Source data
........
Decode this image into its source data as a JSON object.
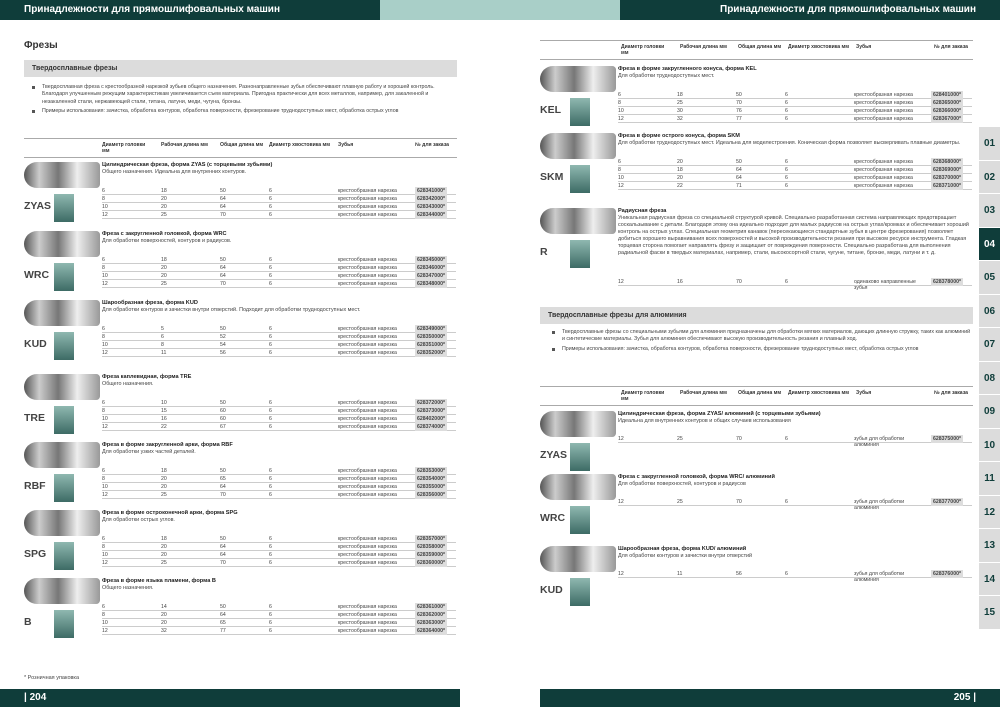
{
  "header": {
    "left": "Принадлежности для прямошлифовальных машин",
    "right": "Принадлежности для прямошлифовальных машин"
  },
  "footer": {
    "left": "| 204",
    "right": "205 |"
  },
  "left_page": {
    "title": "Фрезы",
    "bar": "Твердосплавные фрезы",
    "bullets": [
      "Твердосплавная фреза с крестообразной нарезкой зубьев общего назначения. Разнонаправленные зубья обеспечивают плавную работу и хорошей контроль. Благодаря улучшенным режущим характеристикам увеличивается съем материала. Пригодна практически для всех металлов, например, для закаленной и незакаленной стали, нержавеющей стали, титана, латуни, меди, чугуна, бронзы.",
      "Примеры использования: зачистка, обработка контуров, обработка поверхности, фрезерование труднодоступных мест, обработка острых углов"
    ],
    "headers": [
      "Диаметр головки мм",
      "Рабочая длина мм",
      "Общая длина мм",
      "Диаметр хвостовика мм",
      "Зубья",
      "№ для заказа"
    ],
    "groups": [
      {
        "code": "ZYAS",
        "title": "Цилиндрическая фреза, форма ZYAS (с торцевыми зубьями)",
        "desc": "Общего назначения. Идеальна для внутренних контуров.",
        "rows": [
          [
            "6",
            "18",
            "50",
            "6",
            "крестообразная нарезка",
            "628341000*"
          ],
          [
            "8",
            "20",
            "64",
            "6",
            "крестообразная нарезка",
            "628342000*"
          ],
          [
            "10",
            "20",
            "64",
            "6",
            "крестообразная нарезка",
            "628343000*"
          ],
          [
            "12",
            "25",
            "70",
            "6",
            "крестообразная нарезка",
            "628344000*"
          ]
        ]
      },
      {
        "code": "WRC",
        "title": "Фреза с закругленной головкой, форма WRC",
        "desc": "Для обработки поверхностей, контуров и радиусов.",
        "rows": [
          [
            "6",
            "18",
            "50",
            "6",
            "крестообразная нарезка",
            "628345000*"
          ],
          [
            "8",
            "20",
            "64",
            "6",
            "крестообразная нарезка",
            "628346000*"
          ],
          [
            "10",
            "20",
            "64",
            "6",
            "крестообразная нарезка",
            "628347000*"
          ],
          [
            "12",
            "25",
            "70",
            "6",
            "крестообразная нарезка",
            "628348000*"
          ]
        ]
      },
      {
        "code": "KUD",
        "title": "Шарообразная фреза, форма KUD",
        "desc": "Для обработки контуров и зачистки внутри отверстий. Подходит для обработки труднодоступных мест.",
        "rows": [
          [
            "6",
            "5",
            "50",
            "6",
            "крестообразная нарезка",
            "628349000*"
          ],
          [
            "8",
            "6",
            "52",
            "6",
            "крестообразная нарезка",
            "628350000*"
          ],
          [
            "10",
            "8",
            "54",
            "6",
            "крестообразная нарезка",
            "628351000*"
          ],
          [
            "12",
            "11",
            "56",
            "6",
            "крестообразная нарезка",
            "628352000*"
          ]
        ]
      },
      {
        "code": "TRE",
        "title": "Фреза каплевидная, форма TRE",
        "desc": "Общего назначения.",
        "rows": [
          [
            "6",
            "10",
            "50",
            "6",
            "крестообразная нарезка",
            "628372000*"
          ],
          [
            "8",
            "15",
            "60",
            "6",
            "крестообразная нарезка",
            "628373000*"
          ],
          [
            "10",
            "16",
            "60",
            "6",
            "крестообразная нарезка",
            "628402000*"
          ],
          [
            "12",
            "22",
            "67",
            "6",
            "крестообразная нарезка",
            "628374000*"
          ]
        ]
      },
      {
        "code": "RBF",
        "title": "Фреза в форме закругленной арки, форма RBF",
        "desc": "Для обработки узких частей деталей.",
        "rows": [
          [
            "6",
            "18",
            "50",
            "6",
            "крестообразная нарезка",
            "628353000*"
          ],
          [
            "8",
            "20",
            "65",
            "6",
            "крестообразная нарезка",
            "628354000*"
          ],
          [
            "10",
            "20",
            "64",
            "6",
            "крестообразная нарезка",
            "628355000*"
          ],
          [
            "12",
            "25",
            "70",
            "6",
            "крестообразная нарезка",
            "628356000*"
          ]
        ]
      },
      {
        "code": "SPG",
        "title": "Фреза в форме остроконечной арки, форма SPG",
        "desc": "Для обработки острых углов.",
        "rows": [
          [
            "6",
            "18",
            "50",
            "6",
            "крестообразная нарезка",
            "628357000*"
          ],
          [
            "8",
            "20",
            "64",
            "6",
            "крестообразная нарезка",
            "628358000*"
          ],
          [
            "10",
            "20",
            "64",
            "6",
            "крестообразная нарезка",
            "628359000*"
          ],
          [
            "12",
            "25",
            "70",
            "6",
            "крестообразная нарезка",
            "628360000*"
          ]
        ]
      },
      {
        "code": "B",
        "title": "Фреза в форме языка пламени, форма B",
        "desc": "Общего назначения.",
        "rows": [
          [
            "6",
            "14",
            "50",
            "6",
            "крестообразная нарезка",
            "628361000*"
          ],
          [
            "8",
            "20",
            "64",
            "6",
            "крестообразная нарезка",
            "628362000*"
          ],
          [
            "10",
            "20",
            "65",
            "6",
            "крестообразная нарезка",
            "628363000*"
          ],
          [
            "12",
            "32",
            "77",
            "6",
            "крестообразная нарезка",
            "628364000*"
          ]
        ]
      }
    ],
    "footnote": "* Розничная упаковка"
  },
  "right_page": {
    "headers": [
      "Диаметр головки мм",
      "Рабочая длина мм",
      "Общая длина мм",
      "Диаметр хвостовика мм",
      "Зубья",
      "№ для заказа"
    ],
    "groups": [
      {
        "code": "KEL",
        "title": "Фреза в форме закругленного конуса, форма KEL",
        "desc": "Для обработки труднодоступных мест.",
        "rows": [
          [
            "6",
            "18",
            "50",
            "6",
            "крестообразная нарезка",
            "628401000*"
          ],
          [
            "8",
            "25",
            "70",
            "6",
            "крестообразная нарезка",
            "628365000*"
          ],
          [
            "10",
            "30",
            "76",
            "6",
            "крестообразная нарезка",
            "628366000*"
          ],
          [
            "12",
            "32",
            "77",
            "6",
            "крестообразная нарезка",
            "628367000*"
          ]
        ]
      },
      {
        "code": "SKM",
        "title": "Фреза в форме острого конуса, форма SKM",
        "desc": "Для обработки труднодоступных мест. Идеальна для моделестроения. Коническая форма позволяет высверливать плавные диаметры.",
        "rows": [
          [
            "6",
            "20",
            "50",
            "6",
            "крестообразная нарезка",
            "628368000*"
          ],
          [
            "8",
            "18",
            "64",
            "6",
            "крестообразная нарезка",
            "628369000*"
          ],
          [
            "10",
            "20",
            "64",
            "6",
            "крестообразная нарезка",
            "628370000*"
          ],
          [
            "12",
            "22",
            "71",
            "6",
            "крестообразная нарезка",
            "628371000*"
          ]
        ]
      },
      {
        "code": "R",
        "title": "Радиусная фреза",
        "desc": "Уникальная радиусная фреза со специальной структурой кривой. Специально разработанная система направляющих предотвращает соскальзывание с детали. Благодаря этому она идеально подходит для малых радиусов на острых углах/кромках и обеспечивает хороший контроль на острых углах. Специальная геометрия канавок (пересекающиеся стандартные зубья в центре фрезерования) позволяет добиться хорошего выравнивания всех поверхностей и высокой производительности резания при высоком ресурсе инструмента. Гладкая торцевая сторона помогает направлять фрезу и защищает от повреждения поверхности. Специально разработана для выполнения радиальной фаски в твердых материалах, например, стали, высокосортной стали, чугуне, титане, бронзе, меди, латуни и т. д.",
        "rows": [
          [
            "12",
            "16",
            "70",
            "6",
            "одинаково направленные зубья",
            "628378000*"
          ]
        ]
      }
    ],
    "bar": "Твердосплавные фрезы для алюминия",
    "bullets": [
      "Твердосплавные фрезы со специальными зубьями для алюминия предназначены для обработки мягких материалов, дающих длинную стружку, таких как алюминий и синтетические материалы. Зубья для алюминия обеспечивают высокую производительность резания и плавный ход.",
      "Примеры использования: зачистка, обработка контуров, обработка поверхности, фрезерование труднодоступных мест, обработка острых углов"
    ],
    "alu_groups": [
      {
        "code": "ZYAS",
        "title": "Цилиндрическая фреза, форма ZYAS/ алюминий (с торцевыми зубьями)",
        "desc": "Идеальна для внутренних контуров и общих случаев использования",
        "rows": [
          [
            "12",
            "25",
            "70",
            "6",
            "зубья для обработки алюминия",
            "628375000*"
          ]
        ]
      },
      {
        "code": "WRC",
        "title": "Фреза с закругленной головкой, форма WRC/ алюминий",
        "desc": "Для обработки поверхностей, контуров и радиусов",
        "rows": [
          [
            "12",
            "25",
            "70",
            "6",
            "зубья для обработки алюминия",
            "628377000*"
          ]
        ]
      },
      {
        "code": "KUD",
        "title": "Шарообразная фреза, форма KUD/ алюминий",
        "desc": "Для обработки контуров и зачистки внутри отверстий",
        "rows": [
          [
            "12",
            "11",
            "56",
            "6",
            "зубья для обработки алюминия",
            "628376000*"
          ]
        ]
      }
    ]
  },
  "tabs": [
    "01",
    "02",
    "03",
    "04",
    "05",
    "06",
    "07",
    "08",
    "09",
    "10",
    "11",
    "12",
    "13",
    "14",
    "15"
  ],
  "active_tab": "04"
}
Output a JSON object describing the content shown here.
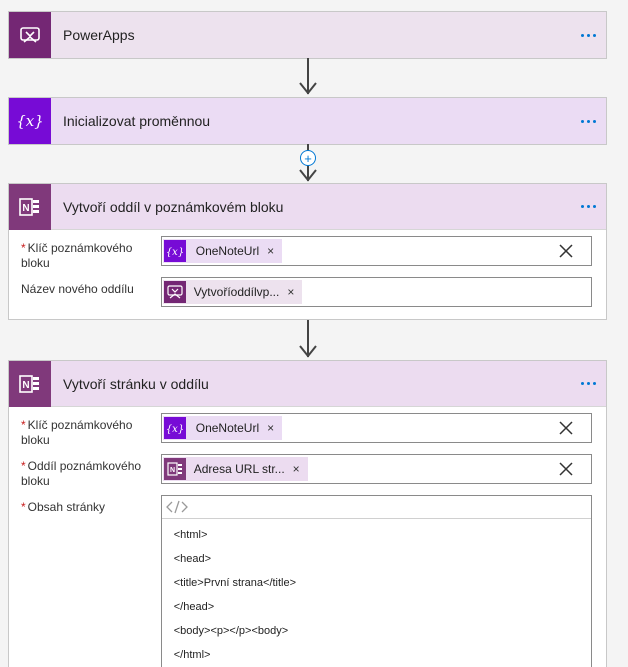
{
  "steps": [
    {
      "title": "PowerApps",
      "icon": "powerapps-icon"
    },
    {
      "title": "Inicializovat proměnnou",
      "icon": "variable-icon"
    },
    {
      "title": "Vytvoří oddíl v poznámkovém bloku",
      "icon": "onenote-icon",
      "fields": [
        {
          "label": "Klíč poznámkového bloku",
          "required": "*",
          "token": "OneNoteUrl"
        },
        {
          "label": "Název nového oddílu",
          "token": "Vytvoříoddílvp..."
        }
      ]
    },
    {
      "title": "Vytvoří stránku v oddílu",
      "icon": "onenote-icon",
      "fields": [
        {
          "label": "Klíč poznámkového bloku",
          "required": "*",
          "token": "OneNoteUrl"
        },
        {
          "label": "Oddíl poznámkového bloku",
          "required": "*",
          "token": "Adresa URL str..."
        },
        {
          "label": "Obsah stránky",
          "required": "*"
        }
      ],
      "editor_lines": [
        "<html>",
        "<head>",
        "<title>První strana</title>",
        "</head>",
        "<body><p></p><body>",
        "</html>"
      ]
    }
  ],
  "token_remove_glyph": "×",
  "add_step_glyph": "+",
  "colors": {
    "powerapps": "#742774",
    "variable": "#770bd6",
    "onenote": "#80397b",
    "accent": "#0078d4",
    "required": "#c81e1e"
  }
}
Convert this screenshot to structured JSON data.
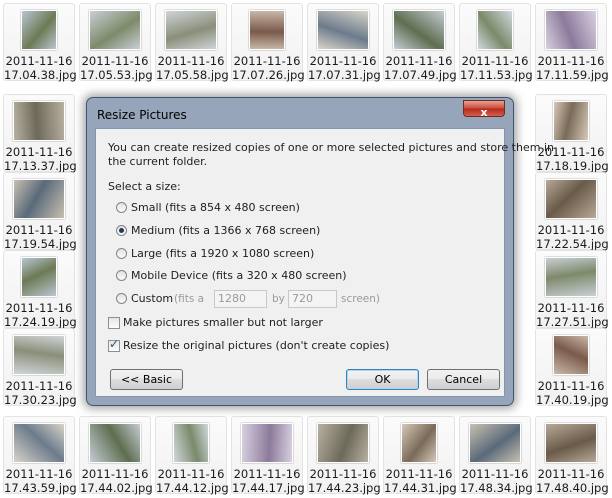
{
  "files": [
    {
      "line1": "2011-11-16",
      "line2": "17.04.38.jpg"
    },
    {
      "line1": "2011-11-16",
      "line2": "17.05.53.jpg"
    },
    {
      "line1": "2011-11-16",
      "line2": "17.05.58.jpg"
    },
    {
      "line1": "2011-11-16",
      "line2": "17.07.26.jpg"
    },
    {
      "line1": "2011-11-16",
      "line2": "17.07.31.jpg"
    },
    {
      "line1": "2011-11-16",
      "line2": "17.07.49.jpg"
    },
    {
      "line1": "2011-11-16",
      "line2": "17.11.53.jpg"
    },
    {
      "line1": "2011-11-16",
      "line2": "17.11.59.jpg"
    },
    {
      "line1": "2011-11-16",
      "line2": "17.13.37.jpg"
    },
    {
      "line1": "2011-11-16",
      "line2": "17.18.19.jpg"
    },
    {
      "line1": "2011-11-16",
      "line2": "17.19.54.jpg"
    },
    {
      "line1": "2011-11-16",
      "line2": "17.22.54.jpg"
    },
    {
      "line1": "2011-11-16",
      "line2": "17.24.19.jpg"
    },
    {
      "line1": "2011-11-16",
      "line2": "17.27.51.jpg"
    },
    {
      "line1": "2011-11-16",
      "line2": "17.30.23.jpg"
    },
    {
      "line1": "2011-11-16",
      "line2": "17.40.19.jpg"
    },
    {
      "line1": "2011-11-16",
      "line2": "17.43.59.jpg"
    },
    {
      "line1": "2011-11-16",
      "line2": "17.44.02.jpg"
    },
    {
      "line1": "2011-11-16",
      "line2": "17.44.12.jpg"
    },
    {
      "line1": "2011-11-16",
      "line2": "17.44.17.jpg"
    },
    {
      "line1": "2011-11-16",
      "line2": "17.44.23.jpg"
    },
    {
      "line1": "2011-11-16",
      "line2": "17.44.31.jpg"
    },
    {
      "line1": "2011-11-16",
      "line2": "17.48.34.jpg"
    },
    {
      "line1": "2011-11-16",
      "line2": "17.48.40.jpg"
    }
  ],
  "dialog": {
    "title": "Resize Pictures",
    "close_label": "x",
    "description": "You can create resized copies of one or more selected pictures and store them in the current folder.",
    "description_line1": "You can create resized copies of one or more selected pictures and store them in",
    "description_line2": "the current folder.",
    "size_heading": "Select a size:",
    "options": {
      "small": "Small (fits a 854 x 480 screen)",
      "medium": "Medium (fits a 1366 x 768 screen)",
      "large": "Large (fits a 1920 x 1080 screen)",
      "mobile": "Mobile Device (fits a 320 x 480 screen)",
      "custom": "Custom"
    },
    "selected_option": "medium",
    "custom": {
      "prefix": "(fits a",
      "width": "1280",
      "by": "by",
      "height": "720",
      "suffix": "screen)"
    },
    "checkbox_smaller": {
      "label": "Make pictures smaller but not larger",
      "checked": false
    },
    "checkbox_resize_original": {
      "label": "Resize the original pictures (don't create copies)",
      "checked": true
    },
    "basic_button": "<< Basic",
    "ok_button": "OK",
    "cancel_button": "Cancel"
  }
}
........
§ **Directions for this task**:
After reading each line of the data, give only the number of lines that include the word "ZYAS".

§ **Answer section**:
4